Work task - Scan the entries below. Report each line where the string "this" occurs.
Records for processing below:
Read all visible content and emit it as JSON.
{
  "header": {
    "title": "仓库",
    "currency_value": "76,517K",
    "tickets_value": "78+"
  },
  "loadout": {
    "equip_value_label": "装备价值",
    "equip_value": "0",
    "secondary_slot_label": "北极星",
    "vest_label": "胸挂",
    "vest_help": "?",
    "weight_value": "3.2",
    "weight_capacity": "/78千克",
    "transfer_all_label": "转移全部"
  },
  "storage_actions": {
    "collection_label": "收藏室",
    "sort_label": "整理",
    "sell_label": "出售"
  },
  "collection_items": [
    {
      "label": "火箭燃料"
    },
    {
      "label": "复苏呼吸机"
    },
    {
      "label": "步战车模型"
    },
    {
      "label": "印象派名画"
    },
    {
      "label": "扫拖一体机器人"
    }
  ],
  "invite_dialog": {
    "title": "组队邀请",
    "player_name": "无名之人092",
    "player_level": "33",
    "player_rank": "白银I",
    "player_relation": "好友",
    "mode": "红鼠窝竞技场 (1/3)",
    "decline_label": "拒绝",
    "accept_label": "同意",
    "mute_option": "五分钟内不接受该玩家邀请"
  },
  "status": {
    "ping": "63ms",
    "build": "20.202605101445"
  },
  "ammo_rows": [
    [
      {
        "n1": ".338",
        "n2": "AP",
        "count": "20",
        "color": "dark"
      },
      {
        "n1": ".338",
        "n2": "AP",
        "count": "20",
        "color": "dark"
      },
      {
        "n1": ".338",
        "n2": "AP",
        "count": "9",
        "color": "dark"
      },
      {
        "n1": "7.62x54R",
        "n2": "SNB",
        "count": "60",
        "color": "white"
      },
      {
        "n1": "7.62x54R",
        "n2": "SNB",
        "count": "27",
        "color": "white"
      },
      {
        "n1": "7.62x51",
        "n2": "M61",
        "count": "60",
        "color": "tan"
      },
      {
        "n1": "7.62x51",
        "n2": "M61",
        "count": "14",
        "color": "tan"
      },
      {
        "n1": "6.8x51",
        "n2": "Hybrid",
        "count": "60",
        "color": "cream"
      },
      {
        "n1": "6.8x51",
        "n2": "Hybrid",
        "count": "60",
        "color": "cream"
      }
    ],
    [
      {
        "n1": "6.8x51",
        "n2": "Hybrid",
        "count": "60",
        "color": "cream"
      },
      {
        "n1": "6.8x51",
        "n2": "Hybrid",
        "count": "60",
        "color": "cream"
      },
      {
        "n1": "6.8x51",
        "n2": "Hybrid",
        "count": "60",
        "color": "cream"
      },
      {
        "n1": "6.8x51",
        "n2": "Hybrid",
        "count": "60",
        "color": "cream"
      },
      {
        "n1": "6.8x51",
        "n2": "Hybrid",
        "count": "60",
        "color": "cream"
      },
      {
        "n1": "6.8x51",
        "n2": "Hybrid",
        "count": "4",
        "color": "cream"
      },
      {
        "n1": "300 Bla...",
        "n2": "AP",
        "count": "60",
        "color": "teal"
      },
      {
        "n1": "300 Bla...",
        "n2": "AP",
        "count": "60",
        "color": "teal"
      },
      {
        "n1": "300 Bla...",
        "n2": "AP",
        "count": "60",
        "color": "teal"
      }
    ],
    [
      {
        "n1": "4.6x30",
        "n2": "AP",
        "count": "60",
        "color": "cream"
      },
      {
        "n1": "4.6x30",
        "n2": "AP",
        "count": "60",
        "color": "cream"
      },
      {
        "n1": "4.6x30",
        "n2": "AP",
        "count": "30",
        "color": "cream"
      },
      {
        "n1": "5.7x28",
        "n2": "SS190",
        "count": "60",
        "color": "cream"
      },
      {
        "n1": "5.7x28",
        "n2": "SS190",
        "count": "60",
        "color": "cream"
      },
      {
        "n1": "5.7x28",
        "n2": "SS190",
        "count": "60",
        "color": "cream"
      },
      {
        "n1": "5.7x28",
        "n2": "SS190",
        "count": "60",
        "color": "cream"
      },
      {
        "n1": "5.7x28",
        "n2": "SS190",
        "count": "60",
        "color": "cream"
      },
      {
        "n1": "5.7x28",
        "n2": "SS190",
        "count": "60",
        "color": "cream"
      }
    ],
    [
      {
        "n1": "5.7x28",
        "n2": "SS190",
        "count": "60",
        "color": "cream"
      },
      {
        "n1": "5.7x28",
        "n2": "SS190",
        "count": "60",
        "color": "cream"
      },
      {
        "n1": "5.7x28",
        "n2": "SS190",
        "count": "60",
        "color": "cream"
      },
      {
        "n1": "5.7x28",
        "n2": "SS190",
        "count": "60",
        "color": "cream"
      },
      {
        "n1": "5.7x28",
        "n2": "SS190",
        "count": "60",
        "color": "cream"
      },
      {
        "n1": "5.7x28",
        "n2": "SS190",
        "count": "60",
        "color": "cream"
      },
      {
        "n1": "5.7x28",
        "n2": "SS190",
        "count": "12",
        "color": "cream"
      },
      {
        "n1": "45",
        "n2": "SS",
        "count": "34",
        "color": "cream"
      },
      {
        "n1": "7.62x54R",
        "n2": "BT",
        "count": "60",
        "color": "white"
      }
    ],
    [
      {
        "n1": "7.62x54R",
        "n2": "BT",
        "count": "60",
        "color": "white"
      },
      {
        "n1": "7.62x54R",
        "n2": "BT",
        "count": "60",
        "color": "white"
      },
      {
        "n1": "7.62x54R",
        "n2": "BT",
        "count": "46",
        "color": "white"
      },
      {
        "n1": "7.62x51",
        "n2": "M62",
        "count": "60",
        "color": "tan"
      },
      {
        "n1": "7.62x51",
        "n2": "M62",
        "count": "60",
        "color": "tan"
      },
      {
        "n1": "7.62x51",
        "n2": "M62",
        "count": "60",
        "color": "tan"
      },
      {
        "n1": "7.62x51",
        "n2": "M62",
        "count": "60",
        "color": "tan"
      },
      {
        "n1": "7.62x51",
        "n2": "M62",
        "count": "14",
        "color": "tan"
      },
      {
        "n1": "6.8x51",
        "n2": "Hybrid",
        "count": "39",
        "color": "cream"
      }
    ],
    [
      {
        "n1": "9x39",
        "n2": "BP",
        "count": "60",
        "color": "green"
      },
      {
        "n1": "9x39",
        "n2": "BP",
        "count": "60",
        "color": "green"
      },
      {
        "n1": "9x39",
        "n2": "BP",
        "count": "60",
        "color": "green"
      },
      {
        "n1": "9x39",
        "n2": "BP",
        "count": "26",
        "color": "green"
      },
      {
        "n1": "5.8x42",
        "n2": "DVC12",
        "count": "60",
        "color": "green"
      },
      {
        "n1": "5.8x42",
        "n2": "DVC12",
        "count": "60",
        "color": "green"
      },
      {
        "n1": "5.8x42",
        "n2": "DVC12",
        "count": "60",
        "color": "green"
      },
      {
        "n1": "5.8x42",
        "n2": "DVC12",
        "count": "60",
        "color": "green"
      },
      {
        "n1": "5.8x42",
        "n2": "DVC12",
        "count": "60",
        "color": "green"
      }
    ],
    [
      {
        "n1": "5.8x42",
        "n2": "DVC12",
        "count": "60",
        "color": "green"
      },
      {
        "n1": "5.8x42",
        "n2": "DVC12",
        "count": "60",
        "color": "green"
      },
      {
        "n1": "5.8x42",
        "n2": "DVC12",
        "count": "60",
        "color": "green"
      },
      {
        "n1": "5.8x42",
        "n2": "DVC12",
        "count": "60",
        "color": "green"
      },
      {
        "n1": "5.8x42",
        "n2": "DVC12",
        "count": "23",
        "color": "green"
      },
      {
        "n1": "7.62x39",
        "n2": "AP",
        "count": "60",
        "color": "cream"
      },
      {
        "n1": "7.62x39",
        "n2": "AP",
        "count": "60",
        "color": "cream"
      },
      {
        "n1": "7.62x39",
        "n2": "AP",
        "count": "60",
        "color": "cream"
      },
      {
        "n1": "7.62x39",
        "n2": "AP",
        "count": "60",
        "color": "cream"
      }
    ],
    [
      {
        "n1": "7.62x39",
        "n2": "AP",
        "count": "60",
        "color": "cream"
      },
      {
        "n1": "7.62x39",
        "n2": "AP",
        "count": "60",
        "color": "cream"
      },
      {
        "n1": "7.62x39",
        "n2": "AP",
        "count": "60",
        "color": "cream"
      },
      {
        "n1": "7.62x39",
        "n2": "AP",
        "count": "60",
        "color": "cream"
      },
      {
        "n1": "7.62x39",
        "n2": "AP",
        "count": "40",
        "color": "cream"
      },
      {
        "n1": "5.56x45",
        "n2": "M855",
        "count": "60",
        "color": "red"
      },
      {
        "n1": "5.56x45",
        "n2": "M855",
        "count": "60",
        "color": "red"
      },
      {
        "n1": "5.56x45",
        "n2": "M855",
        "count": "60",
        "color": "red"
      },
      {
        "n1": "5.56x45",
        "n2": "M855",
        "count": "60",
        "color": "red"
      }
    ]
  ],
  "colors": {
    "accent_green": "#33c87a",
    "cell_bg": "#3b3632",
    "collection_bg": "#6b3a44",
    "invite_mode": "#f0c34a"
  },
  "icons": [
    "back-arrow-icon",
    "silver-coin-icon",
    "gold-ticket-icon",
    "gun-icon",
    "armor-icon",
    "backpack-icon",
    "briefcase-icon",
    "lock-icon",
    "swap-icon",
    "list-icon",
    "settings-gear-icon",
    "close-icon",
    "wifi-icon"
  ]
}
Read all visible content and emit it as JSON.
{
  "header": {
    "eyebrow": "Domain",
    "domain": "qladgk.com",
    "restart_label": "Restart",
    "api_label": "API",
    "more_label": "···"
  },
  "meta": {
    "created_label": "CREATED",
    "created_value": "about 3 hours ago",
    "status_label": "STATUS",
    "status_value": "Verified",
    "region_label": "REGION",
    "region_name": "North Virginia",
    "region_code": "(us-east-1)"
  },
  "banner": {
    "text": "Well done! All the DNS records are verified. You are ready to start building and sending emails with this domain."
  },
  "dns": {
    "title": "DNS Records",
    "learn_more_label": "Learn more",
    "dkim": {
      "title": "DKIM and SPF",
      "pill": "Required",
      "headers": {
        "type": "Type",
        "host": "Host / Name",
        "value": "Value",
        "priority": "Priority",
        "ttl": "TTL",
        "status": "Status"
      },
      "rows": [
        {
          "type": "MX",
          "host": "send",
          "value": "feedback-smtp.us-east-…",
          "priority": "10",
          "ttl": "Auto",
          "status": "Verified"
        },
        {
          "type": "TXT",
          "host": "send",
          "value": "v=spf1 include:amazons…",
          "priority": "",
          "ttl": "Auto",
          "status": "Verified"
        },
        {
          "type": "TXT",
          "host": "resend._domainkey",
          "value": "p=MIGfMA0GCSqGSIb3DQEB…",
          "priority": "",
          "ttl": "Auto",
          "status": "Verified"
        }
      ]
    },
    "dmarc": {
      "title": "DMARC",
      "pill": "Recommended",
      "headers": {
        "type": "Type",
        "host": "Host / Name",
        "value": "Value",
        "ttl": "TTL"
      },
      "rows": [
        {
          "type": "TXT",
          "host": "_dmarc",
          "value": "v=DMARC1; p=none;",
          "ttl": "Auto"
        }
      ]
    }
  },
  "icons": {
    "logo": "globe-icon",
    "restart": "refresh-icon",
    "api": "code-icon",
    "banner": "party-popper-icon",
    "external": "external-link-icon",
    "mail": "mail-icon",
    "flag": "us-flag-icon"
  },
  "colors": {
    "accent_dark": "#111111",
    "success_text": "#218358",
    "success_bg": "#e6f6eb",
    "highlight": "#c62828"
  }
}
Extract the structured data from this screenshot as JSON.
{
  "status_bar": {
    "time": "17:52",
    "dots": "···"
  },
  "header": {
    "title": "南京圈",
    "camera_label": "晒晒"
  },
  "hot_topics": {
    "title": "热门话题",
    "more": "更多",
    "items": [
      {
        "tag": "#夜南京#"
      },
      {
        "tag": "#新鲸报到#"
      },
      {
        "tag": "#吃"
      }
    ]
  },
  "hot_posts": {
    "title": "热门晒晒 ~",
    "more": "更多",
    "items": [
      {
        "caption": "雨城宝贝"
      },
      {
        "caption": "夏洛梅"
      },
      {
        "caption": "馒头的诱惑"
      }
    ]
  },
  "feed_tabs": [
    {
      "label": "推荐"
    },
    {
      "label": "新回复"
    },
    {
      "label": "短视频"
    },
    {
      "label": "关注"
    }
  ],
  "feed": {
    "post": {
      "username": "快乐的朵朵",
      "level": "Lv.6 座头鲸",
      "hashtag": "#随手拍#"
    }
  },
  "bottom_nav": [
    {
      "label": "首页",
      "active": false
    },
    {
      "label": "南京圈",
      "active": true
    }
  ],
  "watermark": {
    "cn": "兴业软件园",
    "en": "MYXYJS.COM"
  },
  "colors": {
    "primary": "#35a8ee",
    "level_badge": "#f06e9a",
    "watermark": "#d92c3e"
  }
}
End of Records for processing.
Your response -
    "text": "Well done! All the DNS records are verified. You are ready to start building and sending emails with this domain."
Extract the structured data from this screenshot as JSON.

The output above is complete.